On ethical grounds, he was also intact. In fact, due to his European heritage, Ghosn came from a low-power distance community, but Asian countries are societies of relatively high-power reach.  As defined by Ling and Hauck (2017), Ghosn used the ETHICS appropriately. Eventually, he thought ahead and knew that the organization could be turned around, a justification he promised to quit if he failed to do his job.

Works Cited:

Ling, T. J., & Hauck, J. M. (2016). The ETHICS Model: Comprehensive, Ethical Decision      Making.

Yukl, G. A. (2013). Leadership in Organizations. Harlow: Pearson

Reply 2:

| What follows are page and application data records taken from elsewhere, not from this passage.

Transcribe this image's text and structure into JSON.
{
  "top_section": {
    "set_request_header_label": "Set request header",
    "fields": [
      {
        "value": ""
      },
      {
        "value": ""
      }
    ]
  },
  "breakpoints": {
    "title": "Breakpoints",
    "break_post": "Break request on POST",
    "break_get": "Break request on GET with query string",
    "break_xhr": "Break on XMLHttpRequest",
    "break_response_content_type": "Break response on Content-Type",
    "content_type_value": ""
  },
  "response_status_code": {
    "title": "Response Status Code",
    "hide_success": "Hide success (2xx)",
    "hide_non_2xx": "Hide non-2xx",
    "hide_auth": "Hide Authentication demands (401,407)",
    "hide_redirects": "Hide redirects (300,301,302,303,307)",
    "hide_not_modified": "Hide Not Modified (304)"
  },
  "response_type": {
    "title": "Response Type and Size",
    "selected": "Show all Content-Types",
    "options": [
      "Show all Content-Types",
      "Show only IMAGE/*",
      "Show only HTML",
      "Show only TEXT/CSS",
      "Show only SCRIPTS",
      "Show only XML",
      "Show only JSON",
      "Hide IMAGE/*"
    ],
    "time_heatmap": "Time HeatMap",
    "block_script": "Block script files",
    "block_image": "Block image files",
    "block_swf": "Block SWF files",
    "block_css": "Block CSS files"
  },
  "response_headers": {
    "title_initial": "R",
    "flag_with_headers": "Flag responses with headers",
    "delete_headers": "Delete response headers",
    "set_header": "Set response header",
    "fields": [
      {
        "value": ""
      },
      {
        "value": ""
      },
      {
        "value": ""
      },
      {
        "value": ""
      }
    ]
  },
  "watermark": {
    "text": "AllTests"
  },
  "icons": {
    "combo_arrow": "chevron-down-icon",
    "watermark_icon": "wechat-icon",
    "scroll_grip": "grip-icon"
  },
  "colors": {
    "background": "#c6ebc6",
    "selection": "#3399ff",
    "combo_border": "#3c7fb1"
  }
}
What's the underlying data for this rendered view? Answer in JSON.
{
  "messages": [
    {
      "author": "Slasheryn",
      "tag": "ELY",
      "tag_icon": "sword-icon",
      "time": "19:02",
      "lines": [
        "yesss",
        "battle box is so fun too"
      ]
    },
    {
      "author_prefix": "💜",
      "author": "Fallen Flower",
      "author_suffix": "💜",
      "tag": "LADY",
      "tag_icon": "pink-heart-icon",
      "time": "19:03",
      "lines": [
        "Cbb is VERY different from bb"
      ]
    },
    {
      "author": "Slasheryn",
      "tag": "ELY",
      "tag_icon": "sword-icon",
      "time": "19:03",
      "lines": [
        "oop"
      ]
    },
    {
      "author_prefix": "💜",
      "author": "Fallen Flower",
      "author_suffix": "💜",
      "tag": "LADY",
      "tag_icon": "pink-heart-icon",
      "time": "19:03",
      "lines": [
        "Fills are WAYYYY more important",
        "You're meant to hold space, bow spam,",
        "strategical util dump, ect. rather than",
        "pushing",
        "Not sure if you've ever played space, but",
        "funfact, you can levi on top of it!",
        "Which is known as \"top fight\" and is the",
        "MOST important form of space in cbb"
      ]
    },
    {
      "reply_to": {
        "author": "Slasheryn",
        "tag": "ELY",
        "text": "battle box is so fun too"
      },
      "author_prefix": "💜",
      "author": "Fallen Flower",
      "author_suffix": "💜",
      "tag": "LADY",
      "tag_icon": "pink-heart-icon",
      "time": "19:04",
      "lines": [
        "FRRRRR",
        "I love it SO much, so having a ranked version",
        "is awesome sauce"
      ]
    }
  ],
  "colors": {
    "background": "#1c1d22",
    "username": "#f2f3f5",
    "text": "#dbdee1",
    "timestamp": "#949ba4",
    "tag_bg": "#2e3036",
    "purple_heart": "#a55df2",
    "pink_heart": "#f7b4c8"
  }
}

In my opinion, Ghosn did what he thought was best for the company and opened the current company culture’s eyes with his tactics and strategy. Yukl explains ten functions that correlate with effective leadership. When it came to Nissan, Ghosn in many ways made the correct decisions and brought forth these functions.

In addition, he built alignment with priorities and tactics such as forming cross-functional groups, creating a new factory model, and cost of purchasing. He also realized that it would be impossible to lay off current employees, but he gave reason and logic behind it and tried to minimize adverse effects on staff through the sale of subsidiaries and the use of natural attrition, early retirement, and part-time work opportunities at other company facilities.

I believe their business tactics in Japan could be a little different than our regions, and Ghosn understood that. A number of remarkable things Ghosn has done. What Ghosn has done an excellent job as a Dilemma Analysis. He understood the environment and knew that it had to change to save the organization even though that meant going against the normal corporate and cultural practices before.

Works Cited:

Ling, T. J., & Hauck, J. M. (2016). The ETHICS Model: Comprehensive, Ethical Decision Making.

Yukl, G. A. (2013). Leadership in Organizations. Harlow: Pearson